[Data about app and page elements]
-----

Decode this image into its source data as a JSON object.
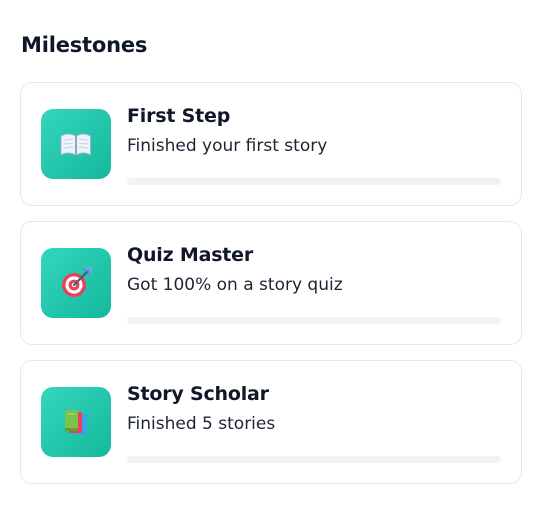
{
  "section": {
    "title": "Milestones"
  },
  "milestones": [
    {
      "title": "First Step",
      "description": "Finished your first story",
      "icon": "open-book-icon",
      "progress": 0
    },
    {
      "title": "Quiz Master",
      "description": "Got 100% on a story quiz",
      "icon": "target-icon",
      "progress": 0
    },
    {
      "title": "Story Scholar",
      "description": "Finished 5 stories",
      "icon": "books-icon",
      "progress": 0
    }
  ],
  "colors": {
    "icon_tile_start": "#34d6bd",
    "icon_tile_end": "#14b89c",
    "progress_track": "#f1f2f4",
    "card_border": "#e6e8ec",
    "text_primary": "#101828"
  }
}
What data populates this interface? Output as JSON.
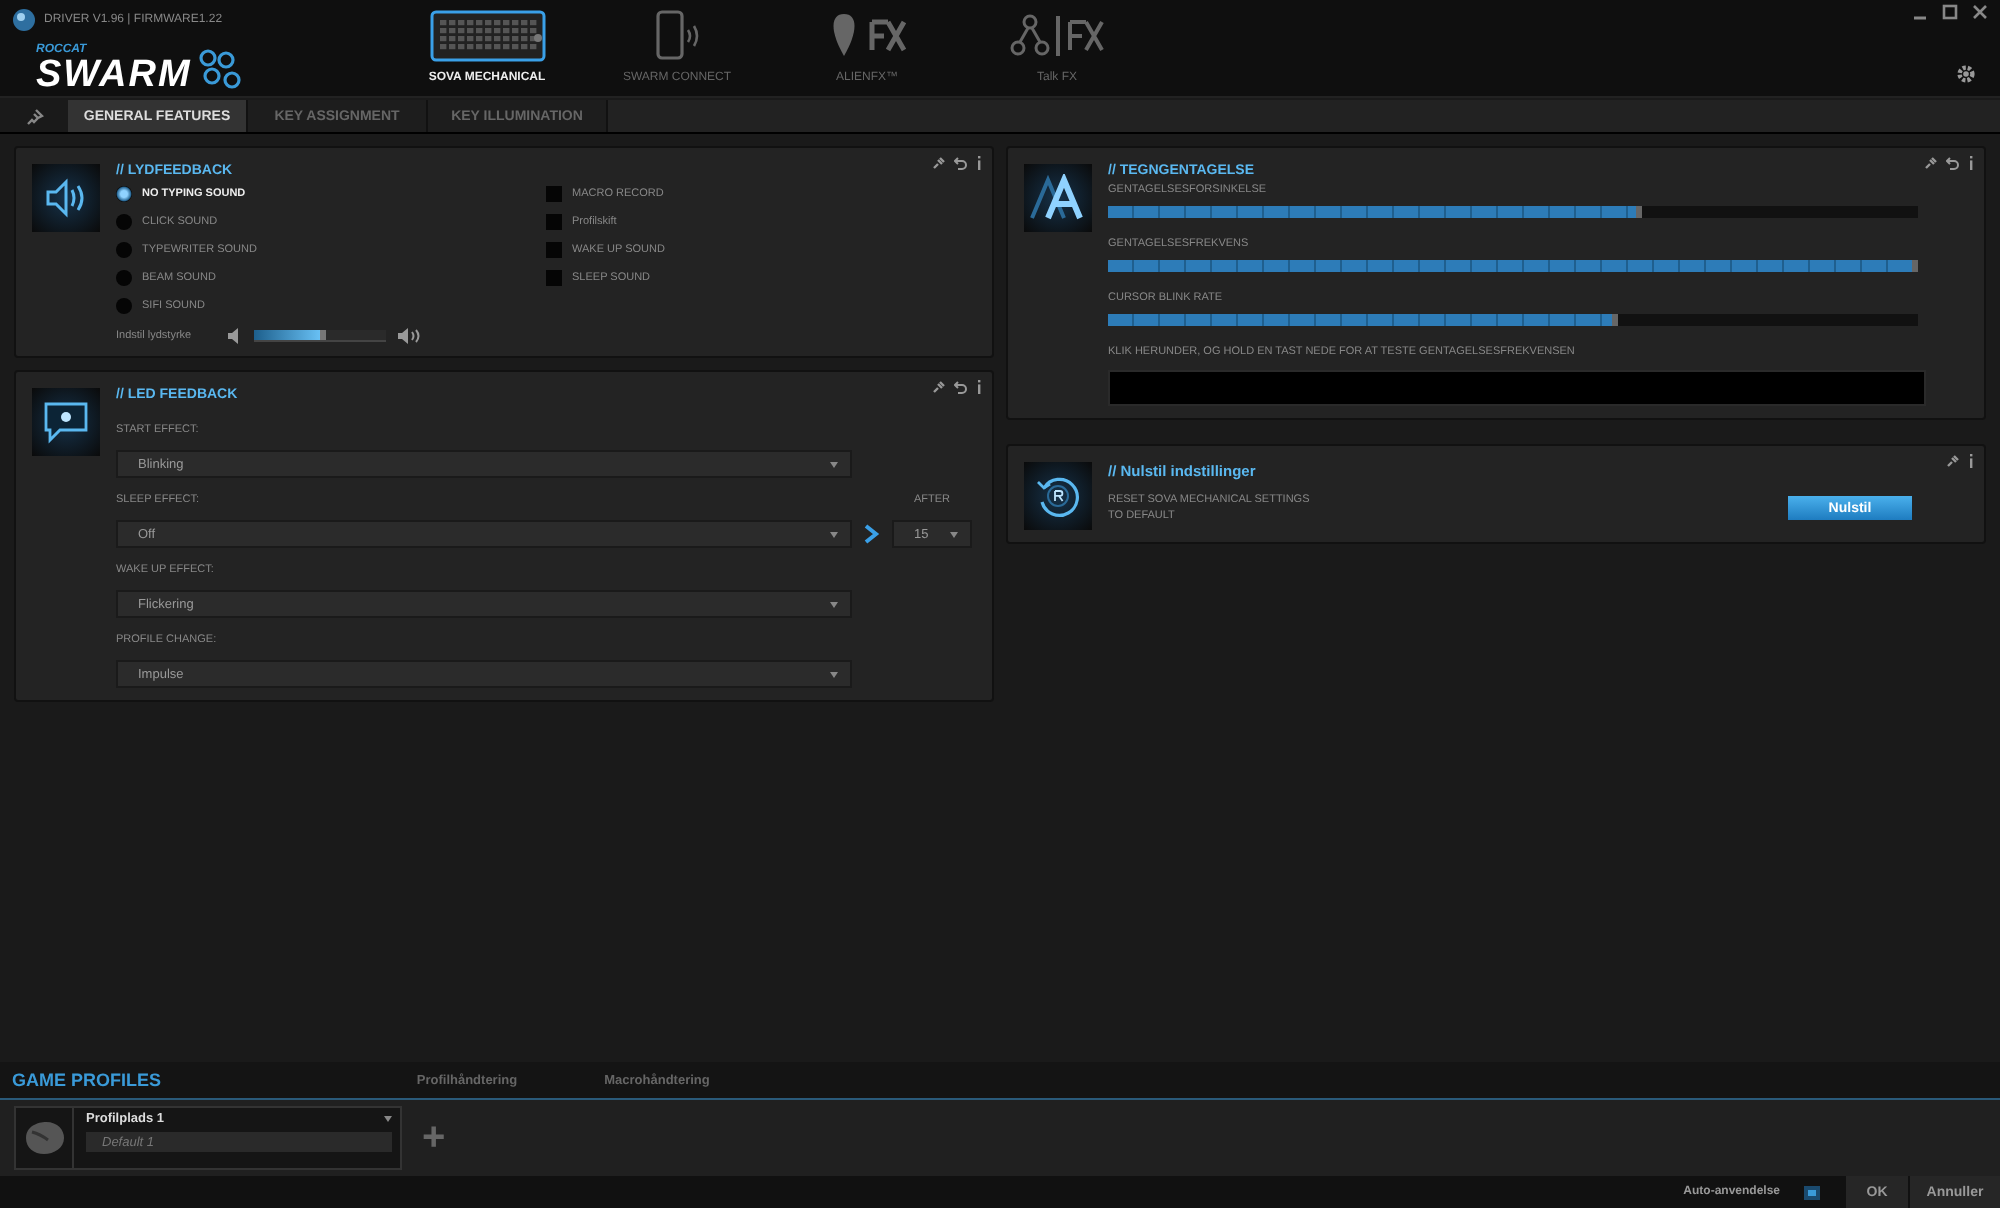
{
  "window": {
    "version": "DRIVER V1.96 | FIRMWARE1.22",
    "brand_top": "ROCCAT",
    "brand": "SWARM"
  },
  "devices": [
    {
      "kind": "keyboard",
      "label": "SOVA MECHANICAL",
      "selected": true
    },
    {
      "kind": "phone",
      "label": "SWARM CONNECT",
      "selected": false
    },
    {
      "kind": "alien",
      "label": "ALIENFX™",
      "selected": false
    },
    {
      "kind": "talk",
      "label": "Talk FX",
      "selected": false
    }
  ],
  "tabs": [
    {
      "label": "GENERAL FEATURES",
      "selected": true
    },
    {
      "label": "KEY ASSIGNMENT",
      "selected": false
    },
    {
      "label": "KEY ILLUMINATION",
      "selected": false
    }
  ],
  "sound_feedback": {
    "title": "// LYDFEEDBACK",
    "sounds": [
      {
        "label": "NO TYPING SOUND",
        "selected": true
      },
      {
        "label": "CLICK SOUND",
        "selected": false
      },
      {
        "label": "TYPEWRITER SOUND",
        "selected": false
      },
      {
        "label": "BEAM SOUND",
        "selected": false
      },
      {
        "label": "SIFI SOUND",
        "selected": false
      }
    ],
    "options": [
      {
        "label": "MACRO RECORD",
        "checked": false
      },
      {
        "label": "Profilskift",
        "checked": false
      },
      {
        "label": "WAKE UP SOUND",
        "checked": false
      },
      {
        "label": "SLEEP SOUND",
        "checked": false
      }
    ],
    "volume": {
      "label": "Indstil lydstyrke",
      "level": 0.55
    }
  },
  "led_feedback": {
    "title": "// LED FEEDBACK",
    "fields": [
      {
        "label": "START EFFECT:",
        "value": "Blinking"
      },
      {
        "label": "SLEEP EFFECT:",
        "value": "Off",
        "after": {
          "label": "AFTER",
          "value": "15"
        }
      },
      {
        "label": "WAKE UP EFFECT:",
        "value": "Flickering"
      },
      {
        "label": "PROFILE CHANGE:",
        "value": "Impulse"
      }
    ]
  },
  "character_repeat": {
    "title": "// TEGNGENTAGELSE",
    "sliders": [
      {
        "label": "GENTAGELSESFORSINKELSE",
        "level": 0.66
      },
      {
        "label": "GENTAGELSESFREKVENS",
        "level": 1.0
      },
      {
        "label": "CURSOR BLINK RATE",
        "level": 0.63
      }
    ],
    "test_label": "KLIK HERUNDER, OG HOLD EN TAST NEDE FOR AT TESTE GENTAGELSESFREKVENSEN"
  },
  "reset": {
    "title": "// Nulstil indstillinger",
    "description": [
      "RESET SOVA MECHANICAL SETTINGS",
      "TO DEFAULT"
    ],
    "button": "Nulstil"
  },
  "game_profiles": {
    "title": "GAME PROFILES",
    "tabs": [
      "Profilhåndtering",
      "Macrohåndtering"
    ],
    "profile": {
      "name": "Profilplads 1",
      "value": "Default 1"
    },
    "add": "+"
  },
  "footer": {
    "auto_apply": {
      "label": "Auto-anvendelse",
      "on": true
    },
    "buttons": [
      "OK",
      "Annuller"
    ]
  }
}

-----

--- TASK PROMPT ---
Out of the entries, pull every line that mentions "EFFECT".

--- RESULT ---
        "label": "START EFFECT:",
        "label": "SLEEP EFFECT:",
        "label": "WAKE UP EFFECT:",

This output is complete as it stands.